By changing his focus, the Bears have neutralized their top playmaker.
LAKE FOREST, Ill. -- Devin Hester says that we should be patient.
"It's a long season," he says.
That it's OK he had only one ball thrown to him on Sunday.
"Everybody is satisfied," he says.
That maybe he'll get a few more chances this week.
"I'm just trying to help out in any way I can," he says.
I think it's terrific that the Bears receiver is such a team player. I think it is equally terrific that he seems to actually not hate answering these questions anymore, and is thoughtful with his answers.
So why do I want to shake my head every time I see him?
It's not necessarily Sunday that I feel badly about, when Jay Cutler found Hester just once for a 17-yard reception in the first series of the game and not again in 34 pass attempts.
It's not even about last year, when Hester had 757 receiving yards on 57 catches and three touchdowns, or 2008, when he had 51 catches for 665 yards and three touchdowns.
It's the whole thing. It's the fact that one of the most dazzling and talented athletes in the league is now in his fifth season and it feels more and more like the Bears have completely wasted his vast abilities.
It has always been clear where Hester's heart lies.
"I know what I'm best at," he said in February of this year on "The Waddle & Silvy Show" on ESPN 1000. "The return game is my bread and butter, so if I had to cut back on my receiving and go back to returning, that's something I would love to do."
No mystery why he loves it. He was the most dynamic performer in the NFL in 2006, his rookie season, and again in '07, a two-year span in which he combined for 11 regular-season touchdowns on punt and kickoff returns and -- who can forget? -- a touchdown on the opening kickoff of the Super Bowl.

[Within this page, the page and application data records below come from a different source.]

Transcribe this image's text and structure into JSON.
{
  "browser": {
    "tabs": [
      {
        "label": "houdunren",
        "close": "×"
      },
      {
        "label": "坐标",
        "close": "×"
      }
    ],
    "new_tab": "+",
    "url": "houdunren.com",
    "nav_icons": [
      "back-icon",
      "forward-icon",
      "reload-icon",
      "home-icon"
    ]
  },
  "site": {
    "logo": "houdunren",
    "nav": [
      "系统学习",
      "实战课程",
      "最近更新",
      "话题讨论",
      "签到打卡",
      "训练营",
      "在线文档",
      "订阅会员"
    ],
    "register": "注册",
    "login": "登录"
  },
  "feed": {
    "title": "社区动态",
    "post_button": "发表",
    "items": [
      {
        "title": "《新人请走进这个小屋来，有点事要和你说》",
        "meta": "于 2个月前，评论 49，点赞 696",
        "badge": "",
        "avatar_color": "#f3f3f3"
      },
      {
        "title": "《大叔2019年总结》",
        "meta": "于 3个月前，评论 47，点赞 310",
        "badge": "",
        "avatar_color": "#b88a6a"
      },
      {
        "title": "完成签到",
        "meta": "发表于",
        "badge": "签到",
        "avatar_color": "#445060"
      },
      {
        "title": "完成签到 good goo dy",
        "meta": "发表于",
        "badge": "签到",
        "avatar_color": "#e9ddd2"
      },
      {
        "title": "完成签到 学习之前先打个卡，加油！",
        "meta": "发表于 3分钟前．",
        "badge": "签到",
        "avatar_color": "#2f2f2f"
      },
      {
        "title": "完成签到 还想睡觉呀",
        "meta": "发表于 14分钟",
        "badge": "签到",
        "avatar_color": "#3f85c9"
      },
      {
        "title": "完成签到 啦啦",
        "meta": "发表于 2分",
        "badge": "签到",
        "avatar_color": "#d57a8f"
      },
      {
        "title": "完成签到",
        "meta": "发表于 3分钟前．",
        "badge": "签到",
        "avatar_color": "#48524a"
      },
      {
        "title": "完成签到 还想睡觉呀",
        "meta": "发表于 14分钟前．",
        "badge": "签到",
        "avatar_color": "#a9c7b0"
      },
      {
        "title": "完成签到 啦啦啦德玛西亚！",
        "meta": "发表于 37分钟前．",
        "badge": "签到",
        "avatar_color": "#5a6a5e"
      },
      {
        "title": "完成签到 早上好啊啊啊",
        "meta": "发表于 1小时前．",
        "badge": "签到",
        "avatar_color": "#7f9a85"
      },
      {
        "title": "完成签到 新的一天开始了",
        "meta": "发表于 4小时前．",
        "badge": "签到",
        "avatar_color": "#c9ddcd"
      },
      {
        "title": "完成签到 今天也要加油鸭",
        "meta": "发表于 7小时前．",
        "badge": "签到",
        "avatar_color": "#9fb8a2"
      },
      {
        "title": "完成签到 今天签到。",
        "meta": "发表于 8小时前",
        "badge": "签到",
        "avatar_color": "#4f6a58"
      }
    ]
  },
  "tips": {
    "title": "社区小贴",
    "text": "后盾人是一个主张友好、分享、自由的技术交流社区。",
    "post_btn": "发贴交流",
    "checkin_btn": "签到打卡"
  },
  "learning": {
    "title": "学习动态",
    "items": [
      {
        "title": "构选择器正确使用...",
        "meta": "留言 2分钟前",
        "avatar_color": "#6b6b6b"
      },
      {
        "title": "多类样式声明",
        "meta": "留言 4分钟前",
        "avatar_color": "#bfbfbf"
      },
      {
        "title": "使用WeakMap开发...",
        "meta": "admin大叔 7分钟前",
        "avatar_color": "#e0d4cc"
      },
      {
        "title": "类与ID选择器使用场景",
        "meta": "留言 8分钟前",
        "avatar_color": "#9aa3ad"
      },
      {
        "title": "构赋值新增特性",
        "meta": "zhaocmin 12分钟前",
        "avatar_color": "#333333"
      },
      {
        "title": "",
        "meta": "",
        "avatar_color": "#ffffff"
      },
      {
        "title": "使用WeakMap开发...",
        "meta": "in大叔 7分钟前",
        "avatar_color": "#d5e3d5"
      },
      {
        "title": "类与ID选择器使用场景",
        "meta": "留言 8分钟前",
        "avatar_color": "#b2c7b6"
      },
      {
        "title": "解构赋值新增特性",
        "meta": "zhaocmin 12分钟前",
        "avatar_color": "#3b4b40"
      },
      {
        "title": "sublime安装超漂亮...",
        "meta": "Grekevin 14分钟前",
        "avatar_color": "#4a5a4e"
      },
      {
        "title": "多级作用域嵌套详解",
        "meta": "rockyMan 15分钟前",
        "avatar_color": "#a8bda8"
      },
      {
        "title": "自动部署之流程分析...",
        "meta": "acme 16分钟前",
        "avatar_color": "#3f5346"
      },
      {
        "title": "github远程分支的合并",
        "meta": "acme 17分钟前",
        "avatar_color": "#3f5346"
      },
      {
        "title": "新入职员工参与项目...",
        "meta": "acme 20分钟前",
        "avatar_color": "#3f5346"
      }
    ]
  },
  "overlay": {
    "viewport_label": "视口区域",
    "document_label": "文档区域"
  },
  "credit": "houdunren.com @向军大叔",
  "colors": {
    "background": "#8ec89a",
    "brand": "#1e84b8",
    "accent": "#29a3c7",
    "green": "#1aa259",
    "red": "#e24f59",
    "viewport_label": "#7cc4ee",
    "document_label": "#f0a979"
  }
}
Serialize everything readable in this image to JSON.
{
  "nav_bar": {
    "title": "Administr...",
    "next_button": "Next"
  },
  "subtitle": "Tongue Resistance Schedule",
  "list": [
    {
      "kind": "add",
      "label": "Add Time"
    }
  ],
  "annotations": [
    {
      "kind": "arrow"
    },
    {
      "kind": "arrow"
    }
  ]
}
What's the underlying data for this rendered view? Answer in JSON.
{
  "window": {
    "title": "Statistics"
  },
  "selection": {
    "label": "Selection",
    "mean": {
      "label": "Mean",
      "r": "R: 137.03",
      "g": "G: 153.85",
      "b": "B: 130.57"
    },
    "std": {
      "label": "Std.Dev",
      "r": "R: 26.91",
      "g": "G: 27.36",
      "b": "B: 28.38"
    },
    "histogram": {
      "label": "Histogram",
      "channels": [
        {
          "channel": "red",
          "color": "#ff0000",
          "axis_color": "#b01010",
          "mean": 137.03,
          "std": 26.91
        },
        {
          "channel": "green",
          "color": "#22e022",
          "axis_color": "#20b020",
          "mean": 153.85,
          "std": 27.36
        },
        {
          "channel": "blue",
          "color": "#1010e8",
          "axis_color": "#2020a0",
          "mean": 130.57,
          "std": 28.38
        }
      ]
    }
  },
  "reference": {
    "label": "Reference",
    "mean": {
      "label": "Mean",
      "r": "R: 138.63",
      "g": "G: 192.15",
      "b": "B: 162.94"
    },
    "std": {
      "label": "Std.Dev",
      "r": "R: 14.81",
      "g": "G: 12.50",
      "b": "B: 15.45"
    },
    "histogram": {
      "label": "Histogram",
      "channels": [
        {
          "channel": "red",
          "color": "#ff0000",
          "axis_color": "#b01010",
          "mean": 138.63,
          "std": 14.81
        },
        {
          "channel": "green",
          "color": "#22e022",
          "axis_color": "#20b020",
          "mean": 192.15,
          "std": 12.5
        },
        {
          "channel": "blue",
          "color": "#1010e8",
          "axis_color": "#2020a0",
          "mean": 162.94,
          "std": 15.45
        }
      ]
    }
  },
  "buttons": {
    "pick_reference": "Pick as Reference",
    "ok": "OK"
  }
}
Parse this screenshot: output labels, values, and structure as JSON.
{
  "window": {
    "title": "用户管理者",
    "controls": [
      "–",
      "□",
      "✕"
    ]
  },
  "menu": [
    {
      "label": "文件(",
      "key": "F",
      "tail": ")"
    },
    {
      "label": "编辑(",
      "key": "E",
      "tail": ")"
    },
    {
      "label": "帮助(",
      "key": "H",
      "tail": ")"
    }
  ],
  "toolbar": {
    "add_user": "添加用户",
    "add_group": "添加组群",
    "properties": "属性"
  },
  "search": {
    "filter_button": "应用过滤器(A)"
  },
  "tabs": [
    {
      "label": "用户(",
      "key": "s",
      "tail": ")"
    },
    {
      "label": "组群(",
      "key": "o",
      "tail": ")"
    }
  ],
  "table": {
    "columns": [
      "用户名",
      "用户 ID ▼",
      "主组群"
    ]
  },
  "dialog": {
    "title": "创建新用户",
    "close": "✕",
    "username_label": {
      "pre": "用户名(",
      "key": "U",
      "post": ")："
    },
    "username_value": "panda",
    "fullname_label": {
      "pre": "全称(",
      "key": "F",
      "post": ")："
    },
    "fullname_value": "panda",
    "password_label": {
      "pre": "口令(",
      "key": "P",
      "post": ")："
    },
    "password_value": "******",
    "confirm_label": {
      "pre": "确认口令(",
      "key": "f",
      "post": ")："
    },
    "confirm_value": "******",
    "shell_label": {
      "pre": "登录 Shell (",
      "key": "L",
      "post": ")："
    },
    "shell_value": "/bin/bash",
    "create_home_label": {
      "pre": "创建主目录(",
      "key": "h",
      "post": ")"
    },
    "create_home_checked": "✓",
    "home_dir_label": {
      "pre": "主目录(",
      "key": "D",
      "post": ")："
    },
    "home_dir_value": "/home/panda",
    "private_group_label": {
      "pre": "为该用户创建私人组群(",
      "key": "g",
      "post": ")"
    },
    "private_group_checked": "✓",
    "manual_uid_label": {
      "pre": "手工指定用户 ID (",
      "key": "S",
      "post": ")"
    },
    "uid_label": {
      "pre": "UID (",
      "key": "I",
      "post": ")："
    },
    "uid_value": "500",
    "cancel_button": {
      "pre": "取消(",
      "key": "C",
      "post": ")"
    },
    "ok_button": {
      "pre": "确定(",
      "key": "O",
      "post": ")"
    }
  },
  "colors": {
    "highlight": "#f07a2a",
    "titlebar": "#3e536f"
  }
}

While trying to make him into an elite receiver -- because if he wasn't going to be one of the best, what was the point? -- the Bears switched Hester's focus permanently before the 2008 season and now haven't seen him return a kick for a touchdown since December 2007.
Was he even a returner anymore? He attempted 31 in '08 and seven in '09. On Sunday alone, he had five punt returns for a combined 17 yards and an average of 3.4 yards, including one fair catch and a long of nine yards. (He averaged 15.5 yards per punt return in '07.)
If he still loves it, he sure doesn't look like it.
As he has for much of the past two seasons, Hester looked tentative against the Lions and even eager to get out of bounds.
"I'm just trying to hit a home run again," he said gamely. "It's coming any day. I just have to be patient and just be there when it comes."
As the team's richest receiver by a longshot (his approximately $30 million, four-year deal, signed prior to the '08 season, includes a $15 million guarantee and a $10 million roster bonus based on the performance of a No. 1 receiver), Hester looks as unappreciated as ever.
"If Devin would've gotten open, I would've thrown him the ball," Bears quarterback Jay Cutler said Wednesday, when asked why he couldn't find Hester in the Bears' season opener.
Devin Aromashodu has clearly become Cutler's favorite target with five catches against the Lions, along with Greg Olsen. Johnny Knox need only be occasionally in the right place, and he and Hester will be battling it out each week.
"It's going to be game by game who gets the ball depending on what coverage -- if they're rolling strong, if they're rolling weak -- we're going to go with the matchups," Cutler said, recovering nicely. "They were doing some stuff to Devin, putting some guys over the top of him. But Devin's going to have his games. I'm not worried about that. He's going to play really well this week. So I'm excited for him."
Hester, who is so bored apparently that he had his hair cut into a mohawk and is making plans to shave it entirely, said upon watching the film in which he thought he was open a couple times. "But some of the plays aren't designed for me.
"That's the way it goes. You might get one, two balls, and next week you might get 15, 20. That's what I'm hoping for this week [in Dallas], get my hands on the ball a little bit more, try to help out as much as I can."
No doubt, he will get more balls thrown his way and he may even be the leading receiver on occasion. But that wasn't the plan upon removing a player from a role in which he was a threat to score every time he touched the ball.
We'll see what Martz has in store. Meanwhile, the average career of an NFL wide receiver, according to the NFL Players Association, is 2.81 years and Hester's star clock is ticking.
"It's not an offense that says we're going to force the ball to this guy and this guy, and then see if they can stop us," Olsen said. "We have too many good players and too many guys who can run around and catch the ball, so we don't need to force it to anyone."
Hester said he and Cutler are "communicating more than we ever did," which doesn't exactly sound like they were best buddies last season.
For now, he is preaching patience.
"It's a long season," Hester said. "We have, what, 15 more games? Every receiver will get a fair amount of balls, and it's just a matter of time when I'm going to get mine."
Except that a matter of time was not the plan.
Melissa Isaacson is a columnist for ESPNChicago.com.